Background:: Allergic contact dermatitis from rubber chemicals is increasingly recognized.
Objective:: To review the results of patch testing with rubber allergens from January 1, 2000, through December 31, 2007.
Methods:: Patients who underwent patch testing with a specialized series of rubber allergens were identified.

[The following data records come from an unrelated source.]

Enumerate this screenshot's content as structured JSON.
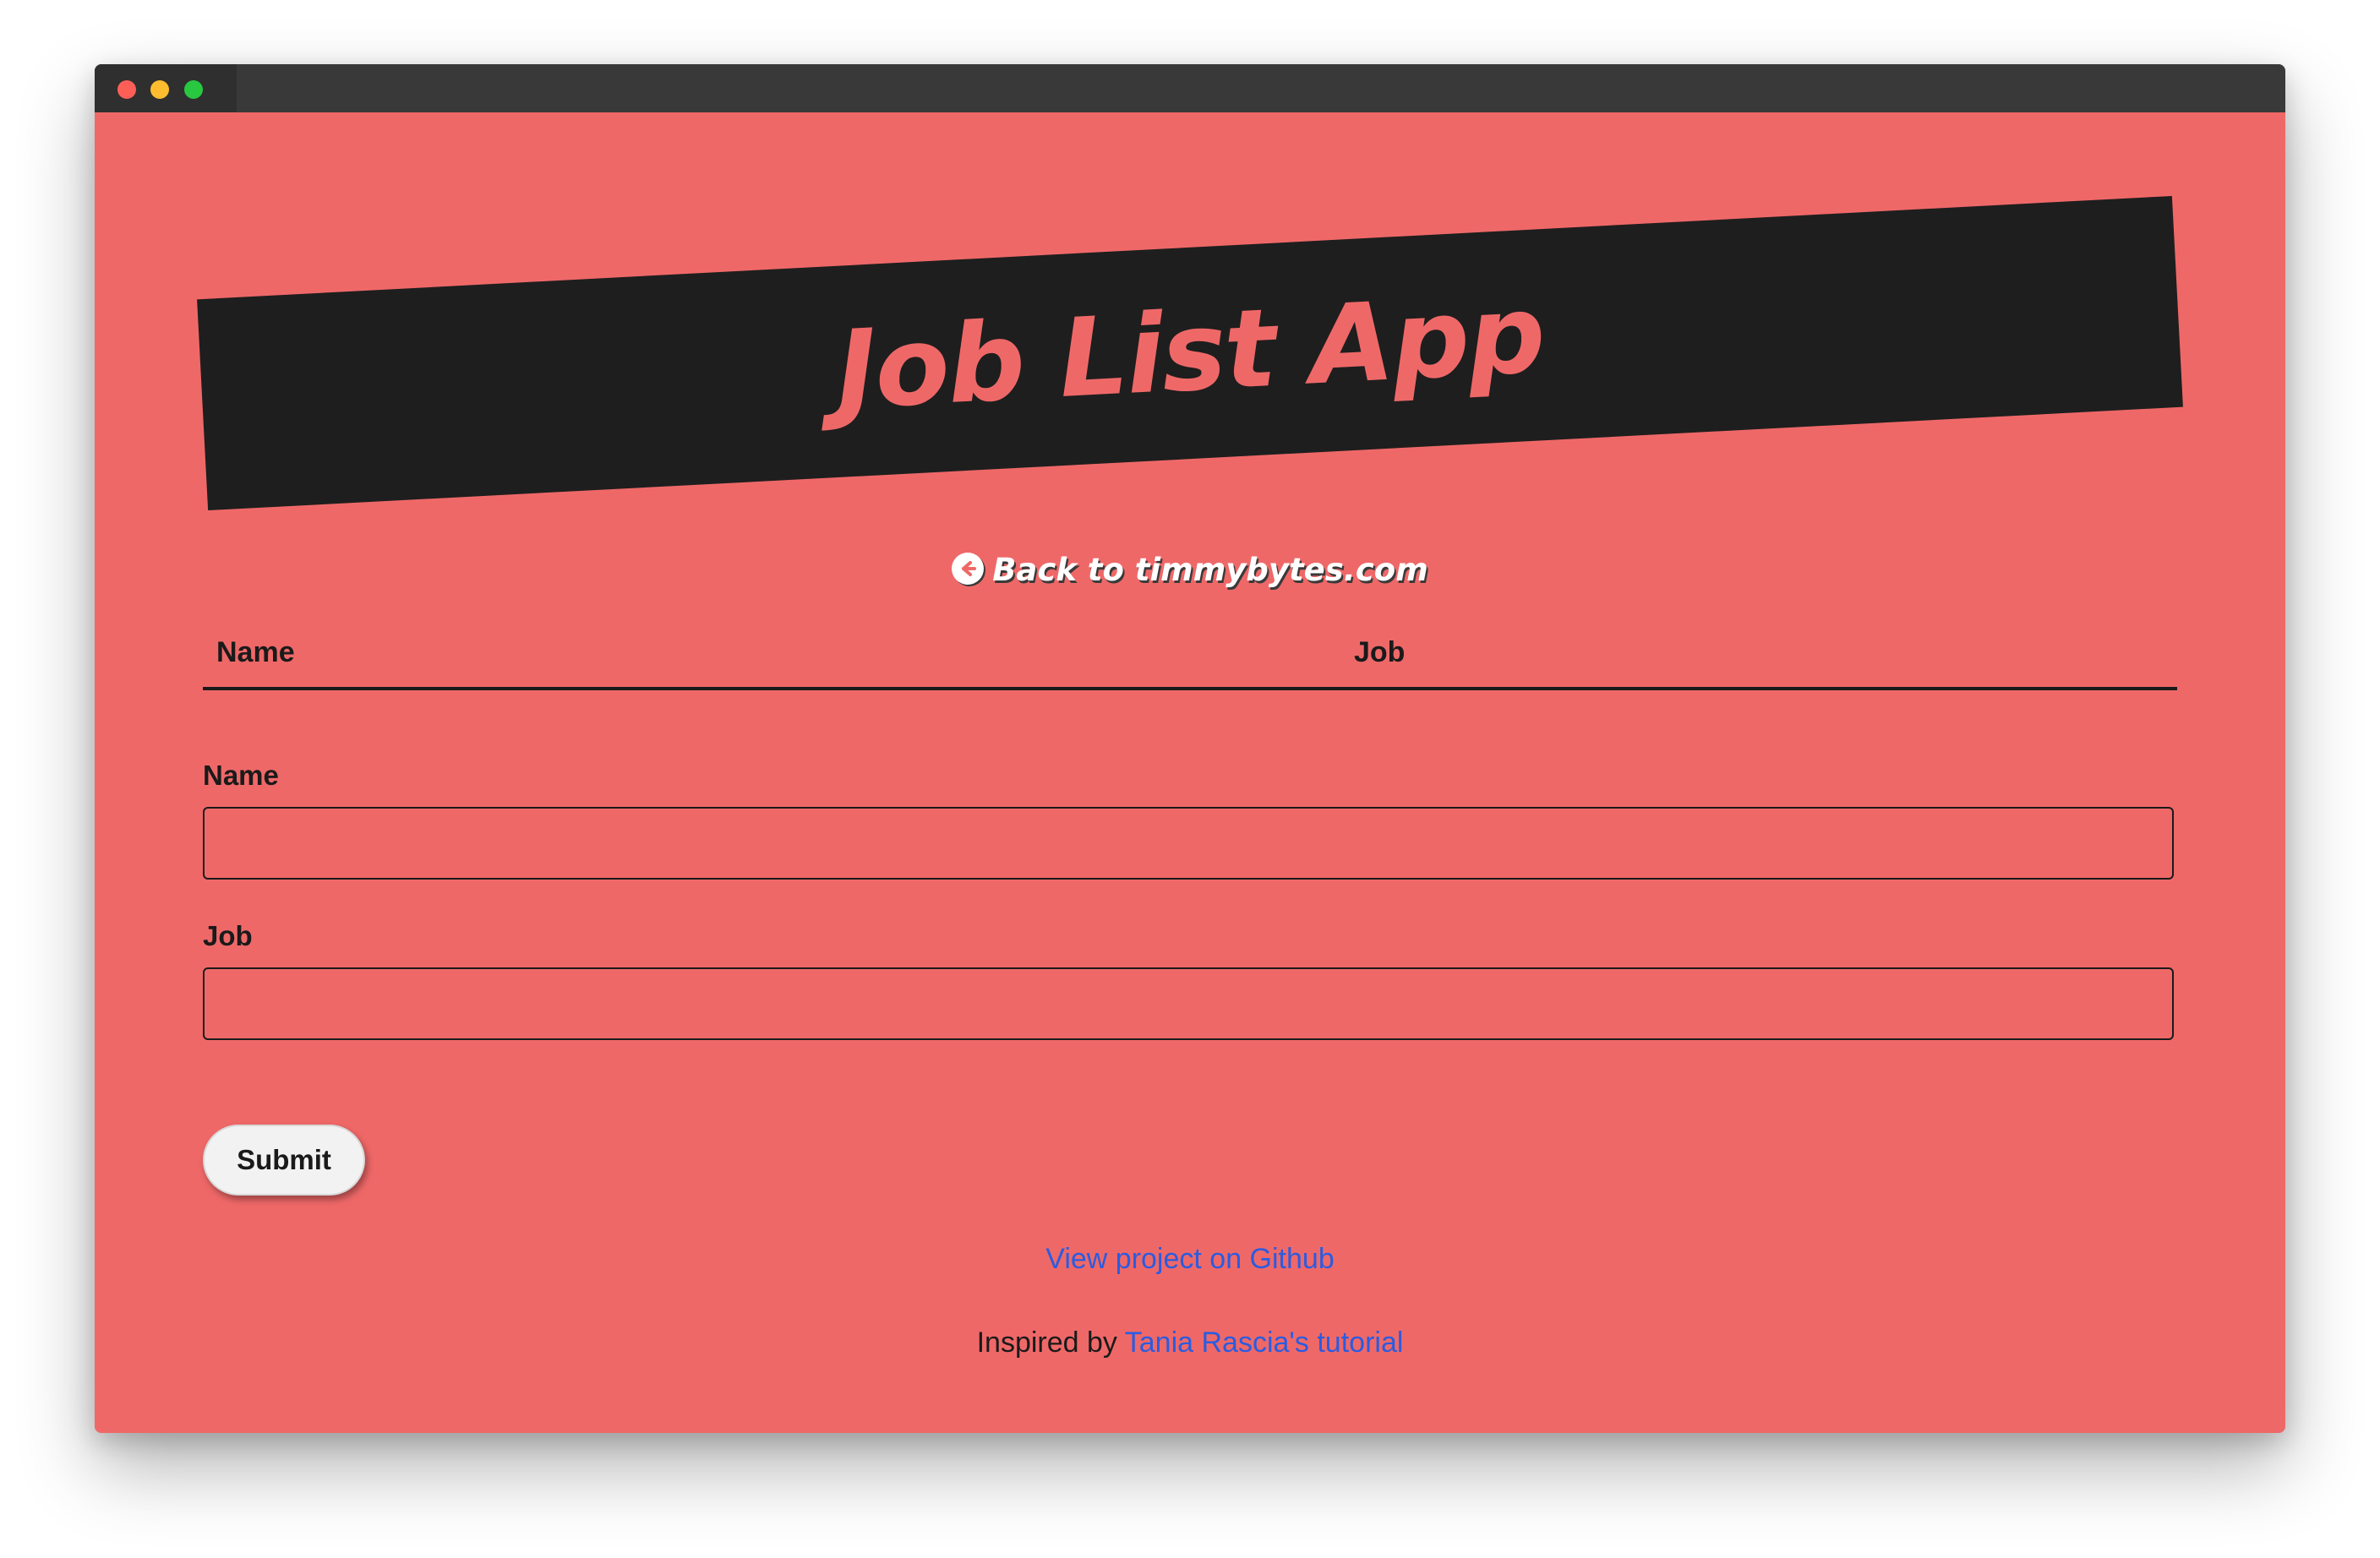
{
  "colors": {
    "page_background": "#ef6868",
    "banner_background": "#1e1e1e",
    "title_color": "#ef6868",
    "link_color": "#2a5ce0",
    "traffic_red": "#fd5f57",
    "traffic_yellow": "#fdbd2e",
    "traffic_green": "#28c840"
  },
  "window": {
    "traffic_lights": [
      "close",
      "minimize",
      "zoom"
    ]
  },
  "header": {
    "title": "Job List App"
  },
  "back_link": {
    "icon": "arrow-left-circle-icon",
    "label": "Back to timmybytes.com"
  },
  "table": {
    "columns": [
      "Name",
      "Job"
    ],
    "rows": []
  },
  "form": {
    "name_label": "Name",
    "name_value": "",
    "job_label": "Job",
    "job_value": "",
    "submit_label": "Submit"
  },
  "footer": {
    "github_link": "View project on Github",
    "inspired_prefix": "Inspired by",
    "inspired_link": "Tania Rascia's tutorial"
  }
}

Results:: In total, 773 patients (64.2% female; mean age, 48.6 years) were patch‐tested with a rubber series (27 allergens), and 739 (95.6%) were concomitantly patch‐tested with a standard allergen series. Commonly affected sites of dermatitis were the hand (49.7%), foot (15.9%), leg (12.0%), and arm (10.9%). The most common occupations were health care worker (16.3%) and homemaker (6.5%); 11.3% were retired. The rate of allergic reaction to at least one rubber allergen was 245 of 773 (31.7%). The allergens that most commonly yielded positive reactions were 4,4‐dithiodimorpholine 1% (28/286 [9.8%]), thiuram mix (56/739 [7.6%]), and diphenylguanidine 1% (57/759 [7.5%]).
Conclusion:: Rubber is a frequent cause of allergic contact dermatitis. Patch testing with a rubber series improved the ability to diagnose allergic contact dermatitis caused by rubber.